▸ **EXERCISE REQUIREMENTS**: Only the lines that contain the string "test" belong in the answer; pull them from the records.

[Opening DATASET EXCERPTS section]

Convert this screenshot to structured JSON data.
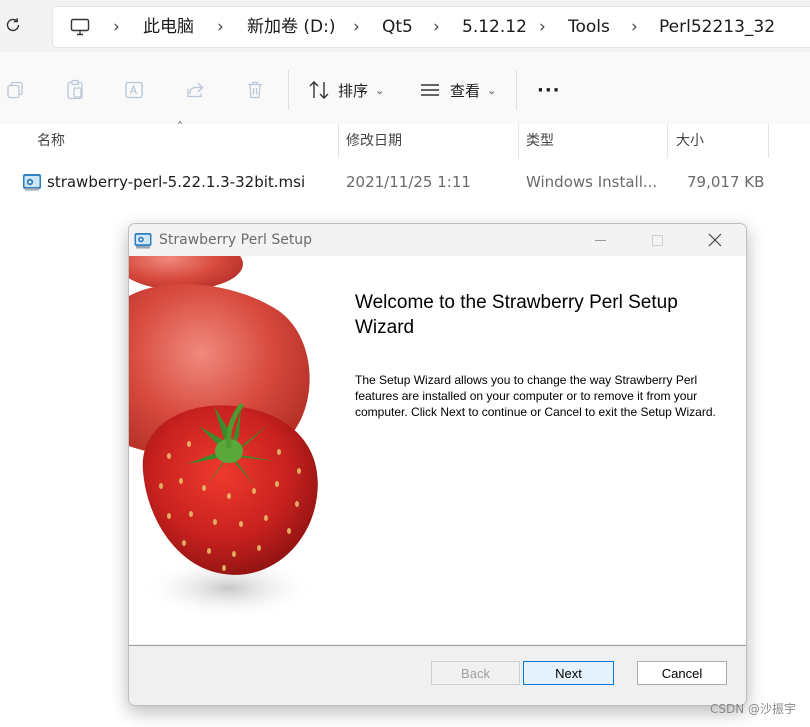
{
  "address_bar": {
    "crumbs": [
      "此电脑",
      "新加卷 (D:)",
      "Qt5",
      "5.12.12",
      "Tools",
      "Perl52213_32"
    ]
  },
  "toolbar": {
    "sort_label": "排序",
    "view_label": "查看",
    "more_label": "···"
  },
  "file_list": {
    "columns": [
      "名称",
      "修改日期",
      "类型",
      "大小"
    ],
    "rows": [
      {
        "name": "strawberry-perl-5.22.1.3-32bit.msi",
        "modified": "2021/11/25 1:11",
        "type": "Windows Install...",
        "size": "79,017 KB"
      }
    ]
  },
  "dialog": {
    "title": "Strawberry Perl Setup",
    "heading": "Welcome to the Strawberry Perl Setup Wizard",
    "description": "The Setup Wizard allows you to change the way Strawberry Perl features are installed on your computer or to remove it from your computer. Click Next to continue or Cancel to exit the Setup Wizard.",
    "buttons": {
      "back": "Back",
      "next": "Next",
      "cancel": "Cancel"
    }
  },
  "watermark": "CSDN @沙振宇",
  "colors": {
    "accent": "#0078d7",
    "strawberry": "#c8211f",
    "leaf": "#3d8a2a"
  }
}
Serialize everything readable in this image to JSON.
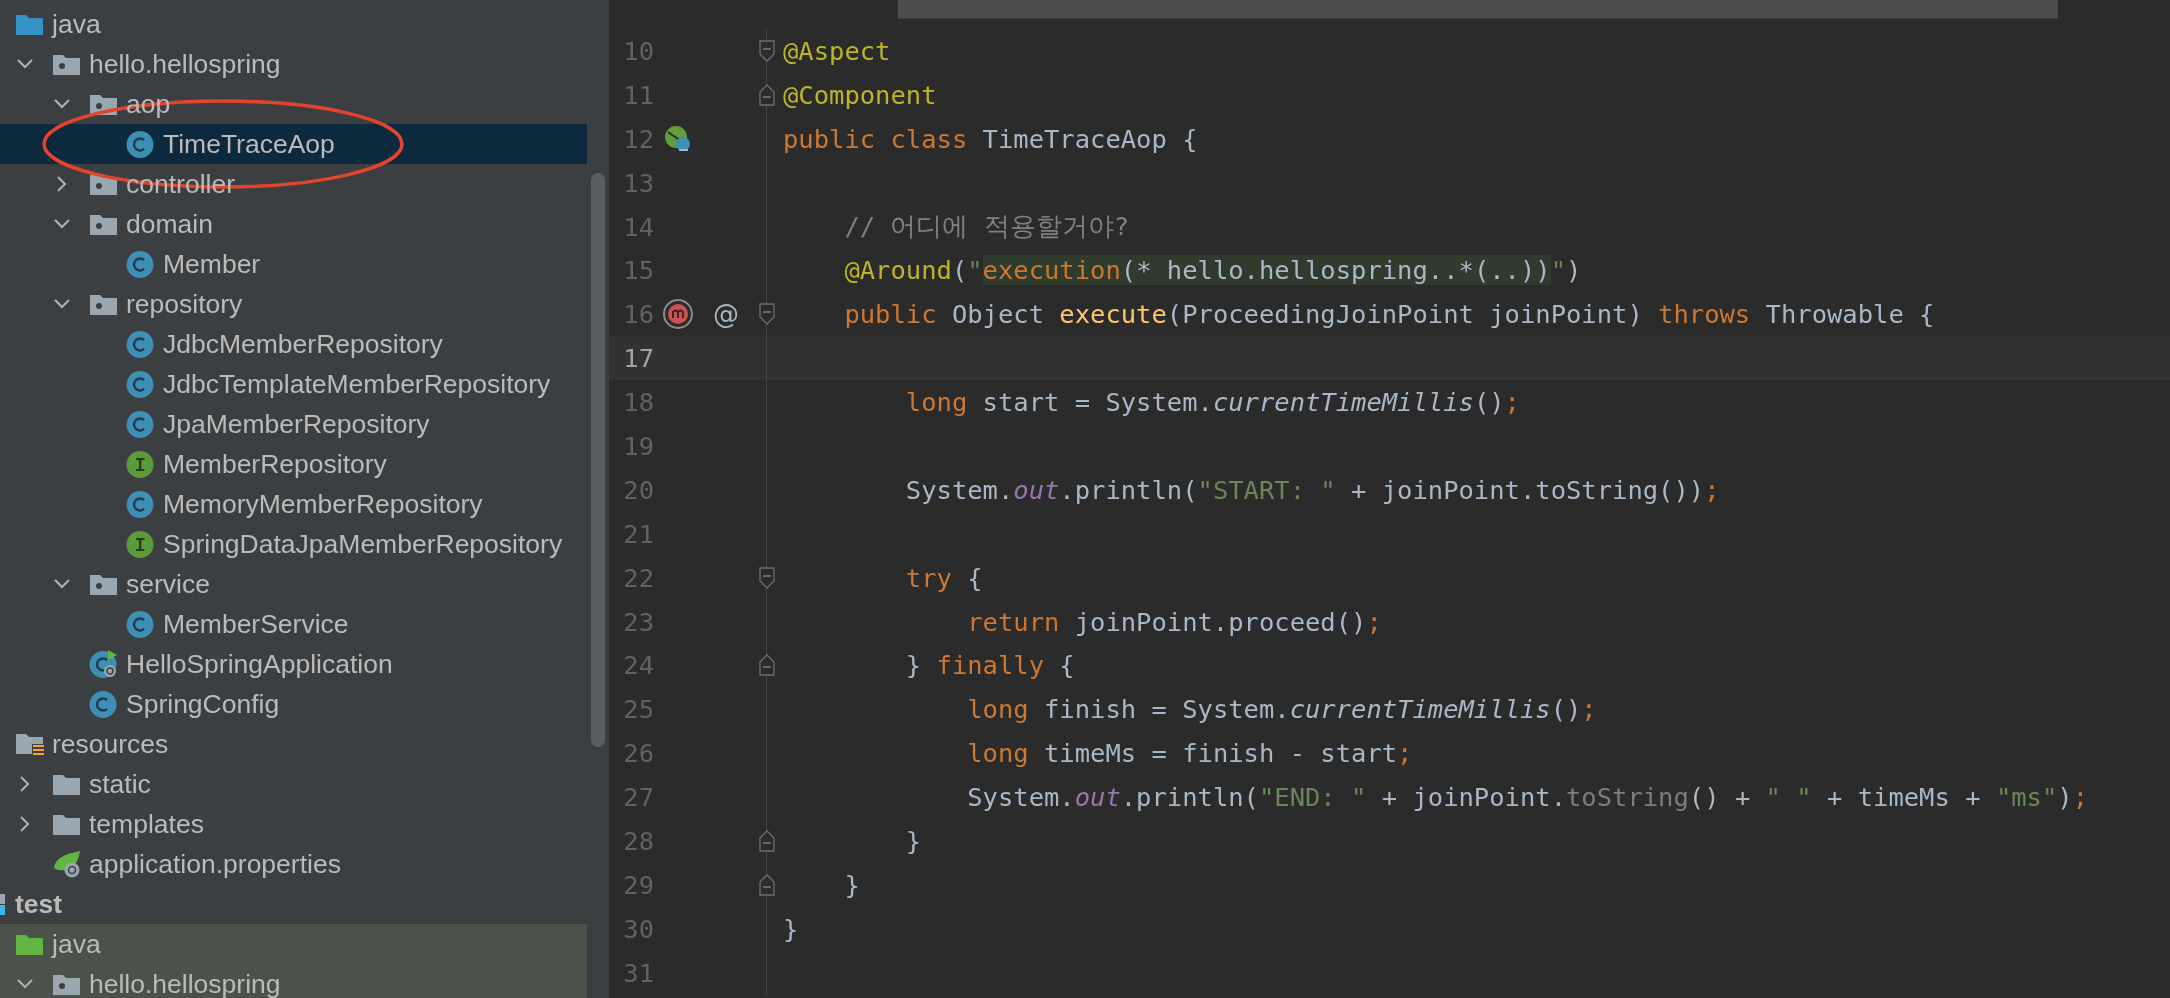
{
  "tree": [
    {
      "name": "java",
      "kind": "source-folder",
      "selected": false,
      "circled": false,
      "children": [
        {
          "name": "hello.hellospring",
          "kind": "package",
          "expanded": true,
          "selected": false,
          "circled": false,
          "children": [
            {
              "name": "aop",
              "kind": "package",
              "expanded": true,
              "selected": false,
              "circled": false,
              "children": [
                {
                  "name": "TimeTraceAop",
                  "kind": "class",
                  "selected": true,
                  "circled": true
                }
              ]
            },
            {
              "name": "controller",
              "kind": "package",
              "expanded": false,
              "selected": false,
              "circled": false
            },
            {
              "name": "domain",
              "kind": "package",
              "expanded": true,
              "selected": false,
              "circled": false,
              "children": [
                {
                  "name": "Member",
                  "kind": "class",
                  "selected": false,
                  "circled": false
                }
              ]
            },
            {
              "name": "repository",
              "kind": "package",
              "expanded": true,
              "selected": false,
              "circled": false,
              "children": [
                {
                  "name": "JdbcMemberRepository",
                  "kind": "class",
                  "selected": false,
                  "circled": false
                },
                {
                  "name": "JdbcTemplateMemberRepository",
                  "kind": "class",
                  "selected": false,
                  "circled": false
                },
                {
                  "name": "JpaMemberRepository",
                  "kind": "class",
                  "selected": false,
                  "circled": false
                },
                {
                  "name": "MemberRepository",
                  "kind": "interface",
                  "selected": false,
                  "circled": false
                },
                {
                  "name": "MemoryMemberRepository",
                  "kind": "class",
                  "selected": false,
                  "circled": false
                },
                {
                  "name": "SpringDataJpaMemberRepository",
                  "kind": "interface",
                  "selected": false,
                  "circled": false
                }
              ]
            },
            {
              "name": "service",
              "kind": "package",
              "expanded": true,
              "selected": false,
              "circled": false,
              "children": [
                {
                  "name": "MemberService",
                  "kind": "class",
                  "selected": false,
                  "circled": false
                }
              ]
            },
            {
              "name": "HelloSpringApplication",
              "kind": "spring-app",
              "selected": false,
              "circled": false
            },
            {
              "name": "SpringConfig",
              "kind": "class",
              "selected": false,
              "circled": false
            }
          ]
        }
      ]
    },
    {
      "name": "resources",
      "kind": "resources-folder",
      "selected": false,
      "circled": false,
      "children": [
        {
          "name": "static",
          "kind": "folder",
          "expanded": false,
          "selected": false,
          "circled": false
        },
        {
          "name": "templates",
          "kind": "folder",
          "expanded": false,
          "selected": false,
          "circled": false
        },
        {
          "name": "application.properties",
          "kind": "properties",
          "selected": false,
          "circled": false
        }
      ]
    },
    {
      "name": "test",
      "kind": "test-root",
      "selected": false,
      "circled": false,
      "children": [
        {
          "name": "java",
          "kind": "test-source-folder",
          "selected": false,
          "circled": false,
          "children": [
            {
              "name": "hello.hellospring",
              "kind": "package",
              "expanded": true,
              "selected": false,
              "circled": false
            }
          ]
        }
      ]
    }
  ],
  "editor": {
    "lines": [
      {
        "number": "10",
        "current": false,
        "fold": {
          "kind": "start"
        },
        "tokens": [
          {
            "kind": "ann",
            "text": "@Aspect"
          }
        ]
      },
      {
        "number": "11",
        "current": false,
        "fold": {
          "kind": "end"
        },
        "tokens": [
          {
            "kind": "ann",
            "text": "@Component"
          }
        ]
      },
      {
        "number": "12",
        "current": false,
        "marker": {
          "kind": "bean"
        },
        "tokens": [
          {
            "kind": "kw",
            "text": "public class "
          },
          {
            "kind": "plain",
            "text": "TimeTraceAop {"
          }
        ]
      },
      {
        "number": "13",
        "current": false
      },
      {
        "number": "14",
        "current": false,
        "tokens": [
          {
            "kind": "cmt",
            "text": "    // 어디에 적용할거야?"
          }
        ]
      },
      {
        "number": "15",
        "current": false,
        "tokens": [
          {
            "kind": "ann",
            "text": "    @Around"
          },
          {
            "kind": "plain",
            "text": "("
          },
          {
            "kind": "str",
            "text": "\""
          },
          {
            "kind": "injkw",
            "text": "execution"
          },
          {
            "kind": "inj",
            "text": "(* hello.hellospring..*(..))"
          },
          {
            "kind": "str",
            "text": "\""
          },
          {
            "kind": "plain",
            "text": ")"
          }
        ]
      },
      {
        "number": "16",
        "current": false,
        "marker": {
          "kind": "override"
        },
        "gutter_text": "@",
        "fold": {
          "kind": "start"
        },
        "tokens": [
          {
            "kind": "kw",
            "text": "    public "
          },
          {
            "kind": "plain",
            "text": "Object "
          },
          {
            "kind": "fn",
            "text": "execute"
          },
          {
            "kind": "plain",
            "text": "(ProceedingJoinPoint joinPoint) "
          },
          {
            "kind": "kw",
            "text": "throws "
          },
          {
            "kind": "plain",
            "text": "Throwable {"
          }
        ]
      },
      {
        "number": "17",
        "current": true
      },
      {
        "number": "18",
        "current": false,
        "tokens": [
          {
            "kind": "kw",
            "text": "        long "
          },
          {
            "kind": "plain",
            "text": "start = System."
          },
          {
            "kind": "static",
            "text": "currentTimeMillis"
          },
          {
            "kind": "plain",
            "text": "()"
          },
          {
            "kind": "kw",
            "text": ";"
          }
        ]
      },
      {
        "number": "19",
        "current": false
      },
      {
        "number": "20",
        "current": false,
        "tokens": [
          {
            "kind": "plain",
            "text": "        System."
          },
          {
            "kind": "field",
            "text": "out"
          },
          {
            "kind": "plain",
            "text": ".println("
          },
          {
            "kind": "str",
            "text": "\"START: \""
          },
          {
            "kind": "plain",
            "text": " + joinPoint.toString())"
          },
          {
            "kind": "kw",
            "text": ";"
          }
        ]
      },
      {
        "number": "21",
        "current": false
      },
      {
        "number": "22",
        "current": false,
        "fold": {
          "kind": "start"
        },
        "tokens": [
          {
            "kind": "kw",
            "text": "        try "
          },
          {
            "kind": "plain",
            "text": "{"
          }
        ]
      },
      {
        "number": "23",
        "current": false,
        "tokens": [
          {
            "kind": "kw",
            "text": "            return "
          },
          {
            "kind": "plain",
            "text": "joinPoint.proceed()"
          },
          {
            "kind": "kw",
            "text": ";"
          }
        ]
      },
      {
        "number": "24",
        "current": false,
        "fold": {
          "kind": "end"
        },
        "tokens": [
          {
            "kind": "plain",
            "text": "        } "
          },
          {
            "kind": "kw",
            "text": "finally "
          },
          {
            "kind": "plain",
            "text": "{"
          }
        ]
      },
      {
        "number": "25",
        "current": false,
        "tokens": [
          {
            "kind": "kw",
            "text": "            long "
          },
          {
            "kind": "plain",
            "text": "finish = System."
          },
          {
            "kind": "static",
            "text": "currentTimeMillis"
          },
          {
            "kind": "plain",
            "text": "()"
          },
          {
            "kind": "kw",
            "text": ";"
          }
        ]
      },
      {
        "number": "26",
        "current": false,
        "tokens": [
          {
            "kind": "kw",
            "text": "            long "
          },
          {
            "kind": "plain",
            "text": "timeMs = finish - start"
          },
          {
            "kind": "kw",
            "text": ";"
          }
        ]
      },
      {
        "number": "27",
        "current": false,
        "tokens": [
          {
            "kind": "plain",
            "text": "            System."
          },
          {
            "kind": "field",
            "text": "out"
          },
          {
            "kind": "plain",
            "text": ".println("
          },
          {
            "kind": "str",
            "text": "\"END: \""
          },
          {
            "kind": "plain",
            "text": " + joinPoint."
          },
          {
            "kind": "dim",
            "text": "toString"
          },
          {
            "kind": "plain",
            "text": "() + "
          },
          {
            "kind": "str",
            "text": "\" \""
          },
          {
            "kind": "plain",
            "text": " + timeMs + "
          },
          {
            "kind": "str",
            "text": "\"ms\""
          },
          {
            "kind": "plain",
            "text": ")"
          },
          {
            "kind": "kw",
            "text": ";"
          }
        ]
      },
      {
        "number": "28",
        "current": false,
        "fold": {
          "kind": "end"
        },
        "tokens": [
          {
            "kind": "plain",
            "text": "        }"
          }
        ]
      },
      {
        "number": "29",
        "current": false,
        "fold": {
          "kind": "end"
        },
        "tokens": [
          {
            "kind": "plain",
            "text": "    }"
          }
        ]
      },
      {
        "number": "30",
        "current": false,
        "tokens": [
          {
            "kind": "plain",
            "text": "}"
          }
        ]
      },
      {
        "number": "31",
        "current": false
      }
    ]
  }
}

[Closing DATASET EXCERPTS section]

▸ **WORKED SOLUTION**:
      "name": "test",
      "kind": "test-root",
          "kind": "test-source-folder",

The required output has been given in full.